Problems with Circle Line driverless system

There are some flaws in the current driverless train system of the Circle Line.

I have encountered two situations similar to Mr Ronnie Neo Soon Heng's ("Improve train door safety"; last Thursday), where the train door suddenly closed in less than 10 seconds - on Oct 8 last year and March 3 this year - despite a huge crowd still alighting from the train.

Safety features were not working on those two occasions ("Train door safety: SMRT replies"; yesterday).

The train doors did not reopen upon hitting something, and did not close with less force when the gap became narrower. As a result, many passengers were badly hit by the doors on both occasions.

The train schedule should take the size of the crowd that needs to board and alight at each station into consideration, and not attempt to cut short the train dwell time at each station in order to catch up with the planned schedule.

This is especially so whenever there is a breakdown or delay earlier in the day, causing the crowd at most stations to grow.

But instead of allocating more time at each station, the driverless system seems to be shortening the time a train stops at each station in order to catch up with the delayed schedule.

This actually makes the situation worse because many passengers are not given sufficient time to alight and are forced to alight at the next station and take the opposite train back, adding more delay to their journeys.

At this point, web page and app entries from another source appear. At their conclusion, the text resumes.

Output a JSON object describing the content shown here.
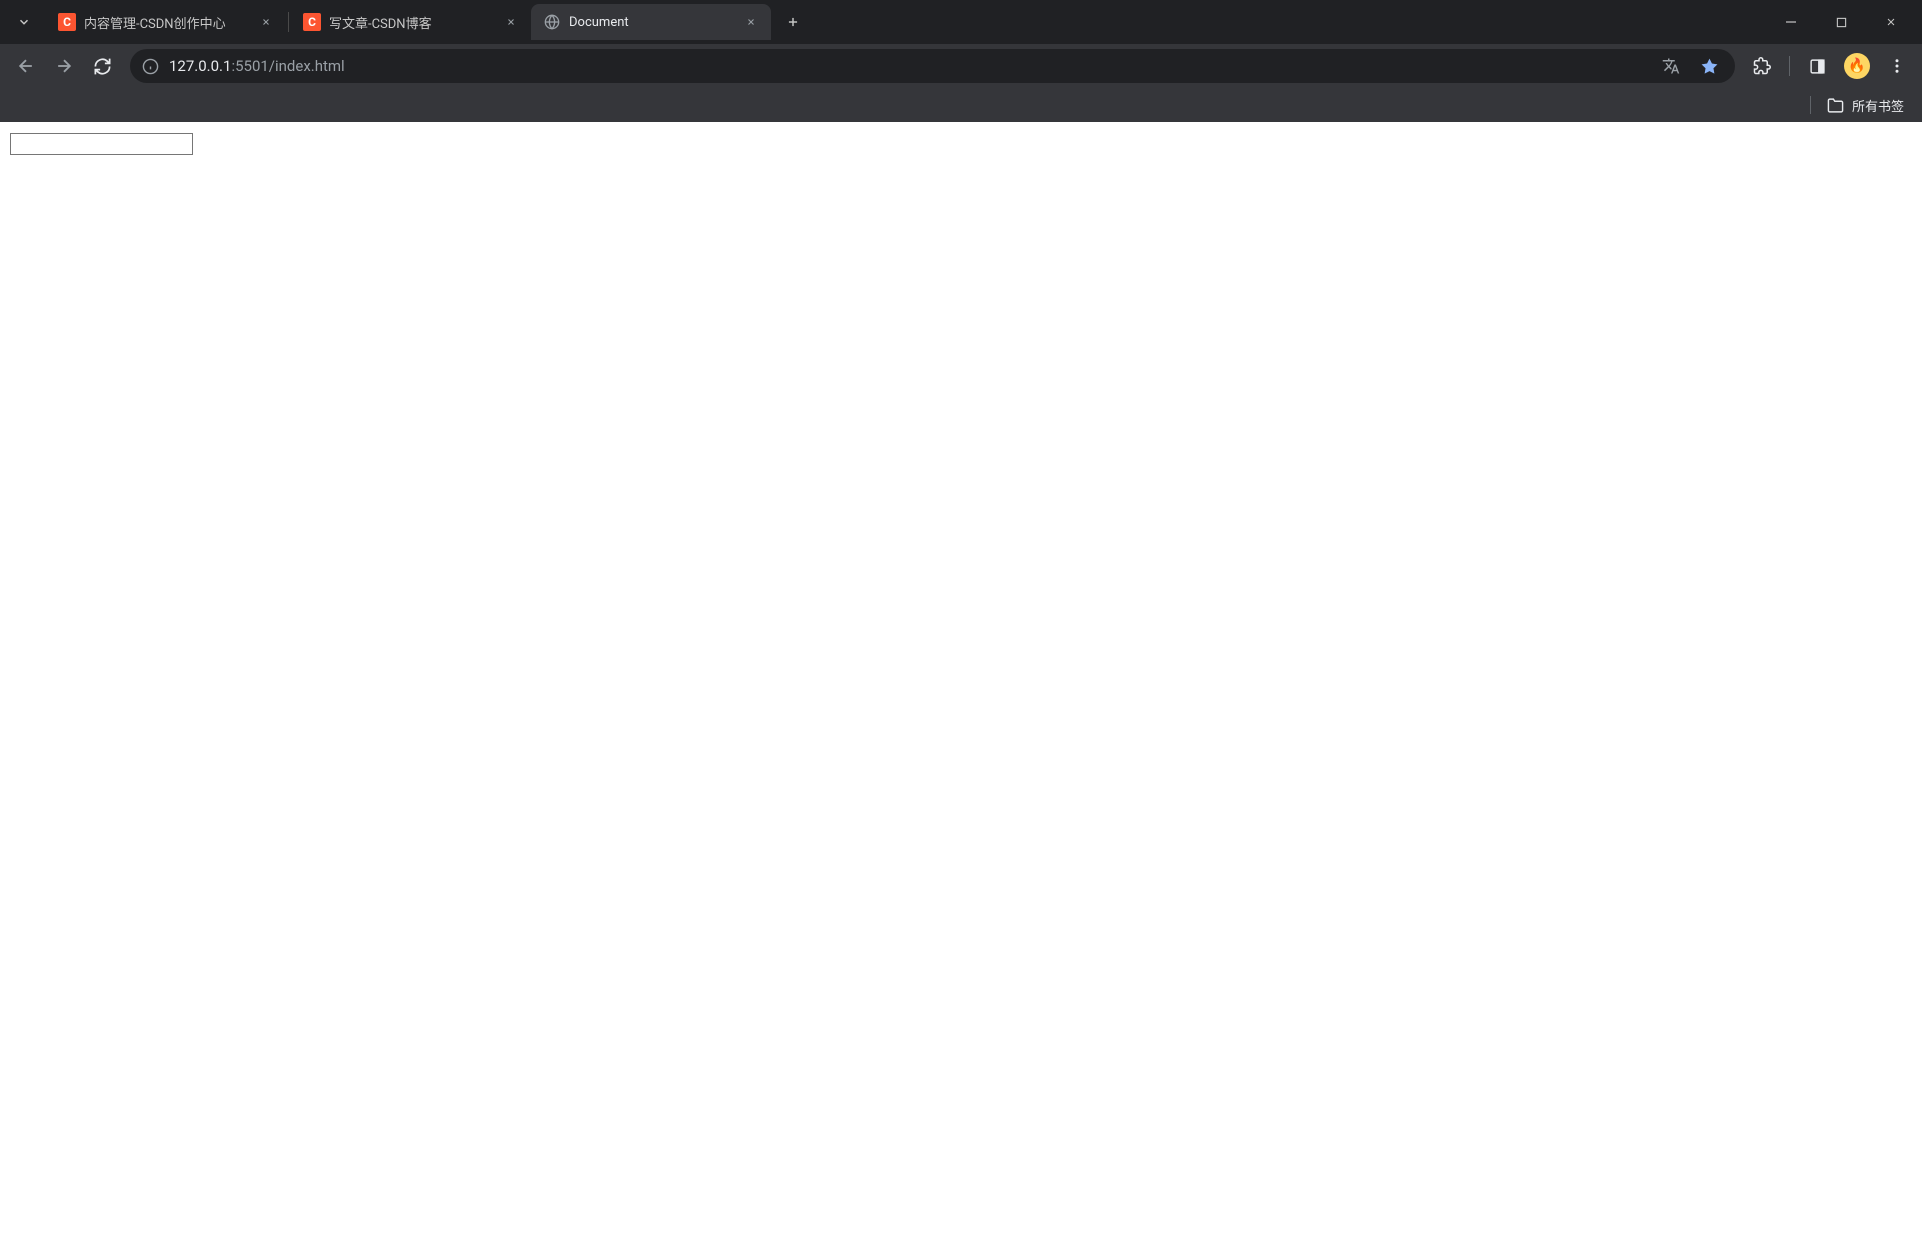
{
  "tabs": [
    {
      "title": "内容管理-CSDN创作中心",
      "favicon": "csdn",
      "active": false
    },
    {
      "title": "写文章-CSDN博客",
      "favicon": "csdn",
      "active": false
    },
    {
      "title": "Document",
      "favicon": "globe",
      "active": true
    }
  ],
  "url": {
    "host": "127.0.0.1",
    "port_path": ":5501/index.html"
  },
  "bookmarks": {
    "all_label": "所有书签"
  },
  "page": {
    "input_value": ""
  }
}
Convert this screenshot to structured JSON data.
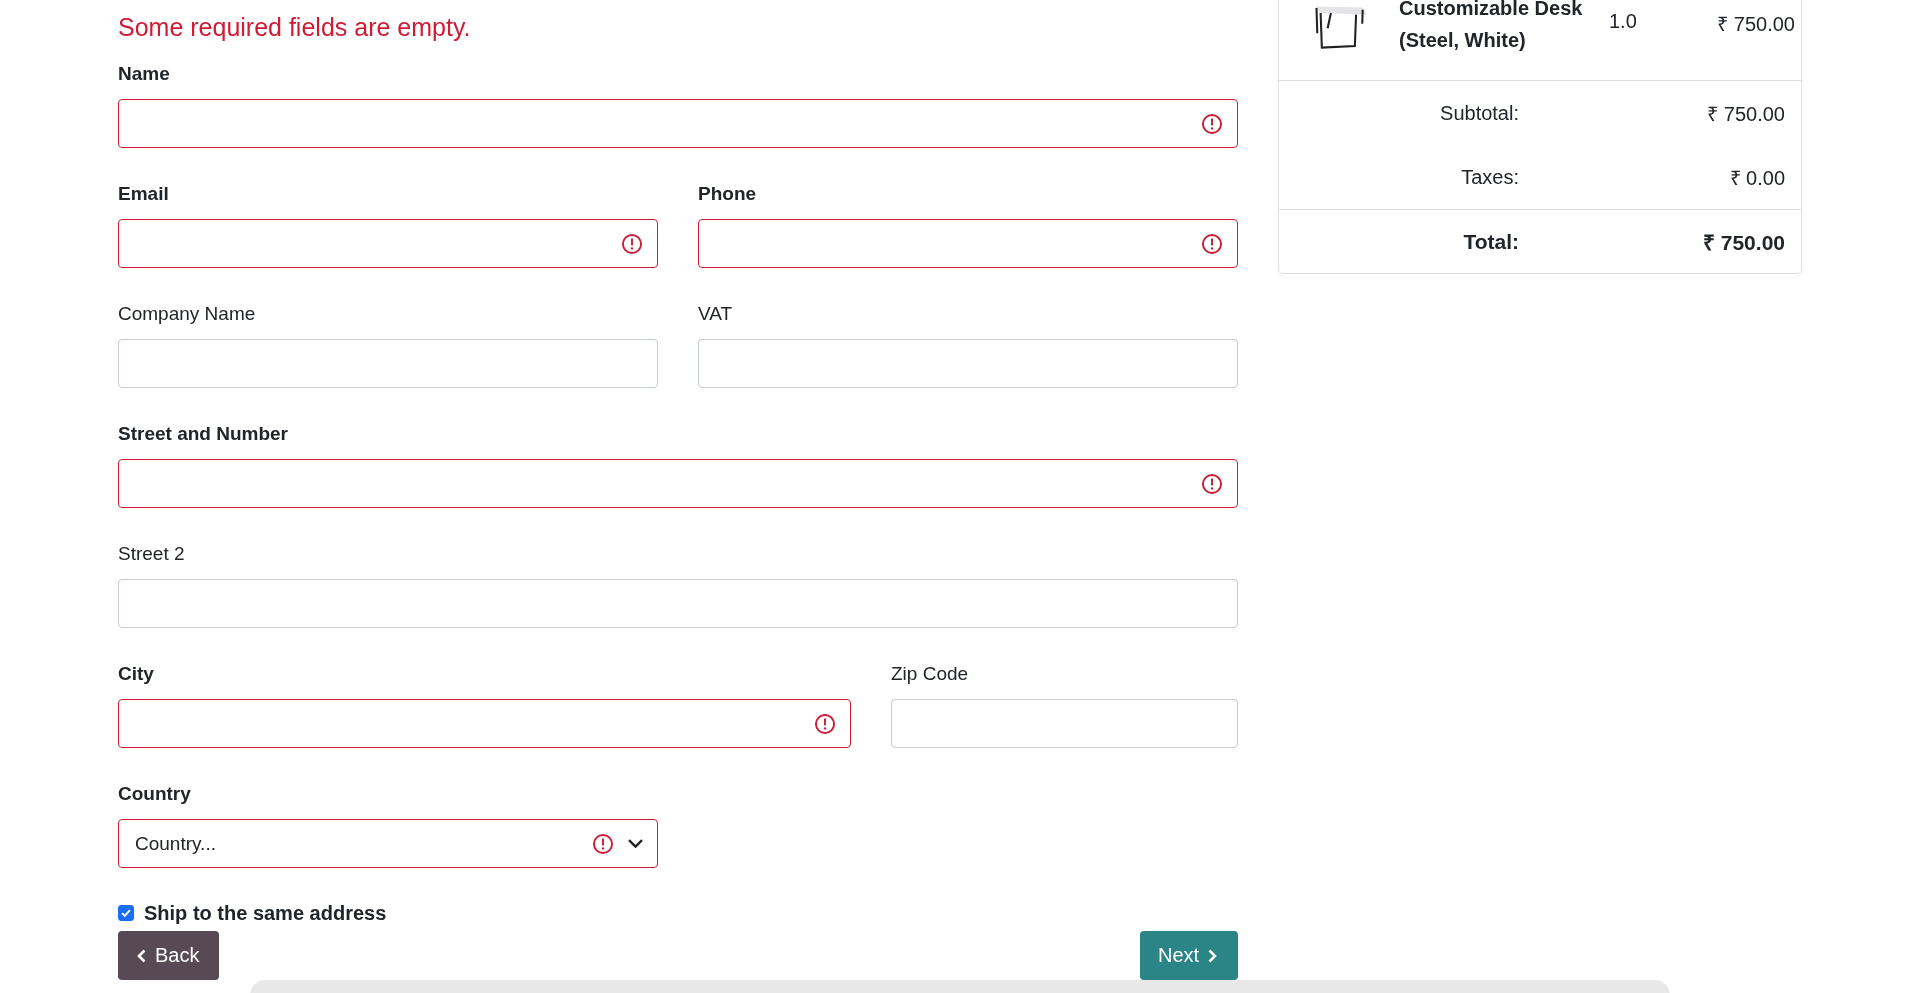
{
  "error_message": "Some required fields are empty.",
  "form_rows": [
    {
      "kind": "full",
      "fields": [
        {
          "kind": "text",
          "label": "Name",
          "required": true,
          "invalid": true
        }
      ]
    },
    {
      "kind": "pair",
      "fields": [
        {
          "kind": "text",
          "label": "Email",
          "required": true,
          "invalid": true
        },
        {
          "kind": "text",
          "label": "Phone",
          "required": true,
          "invalid": true
        }
      ]
    },
    {
      "kind": "pair",
      "fields": [
        {
          "kind": "text",
          "label": "Company Name",
          "required": false,
          "invalid": false
        },
        {
          "kind": "text",
          "label": "VAT",
          "required": false,
          "invalid": false
        }
      ]
    },
    {
      "kind": "full",
      "fields": [
        {
          "kind": "text",
          "label": "Street and Number",
          "required": true,
          "invalid": true
        }
      ]
    },
    {
      "kind": "full",
      "fields": [
        {
          "kind": "text",
          "label": "Street 2",
          "required": false,
          "invalid": false
        }
      ]
    },
    {
      "kind": "wide-pair",
      "fields": [
        {
          "kind": "text",
          "label": "City",
          "required": true,
          "invalid": true
        },
        {
          "kind": "text",
          "label": "Zip Code",
          "required": false,
          "invalid": false
        }
      ]
    },
    {
      "kind": "short",
      "fields": [
        {
          "kind": "select",
          "label": "Country",
          "value": "Country...",
          "required": true,
          "invalid": true
        }
      ]
    }
  ],
  "ship_same_address": {
    "label": "Ship to the same address",
    "checked": true
  },
  "buttons": {
    "back": "Back",
    "next": "Next"
  },
  "cart": {
    "items": [
      {
        "name": "Customizable Desk (Steel, White)",
        "quantity": "1.0",
        "price": "₹ 750.00"
      }
    ],
    "subtotal": {
      "label": "Subtotal:",
      "value": "₹ 750.00"
    },
    "taxes": {
      "label": "Taxes:",
      "value": "₹ 0.00"
    },
    "total": {
      "label": "Total:",
      "value": "₹ 750.00"
    }
  }
}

Likewise, many of the boarding passengers in the queue would not have a chance to board the train despite there being empty space vacated by alighting passengers.

Wong Boon Hong

A version of this article appeared in the print edition of The Straits Times on November 19, 2015, with the headline 'Problems with Circle Line driverless system'. Print Edition | Subscribe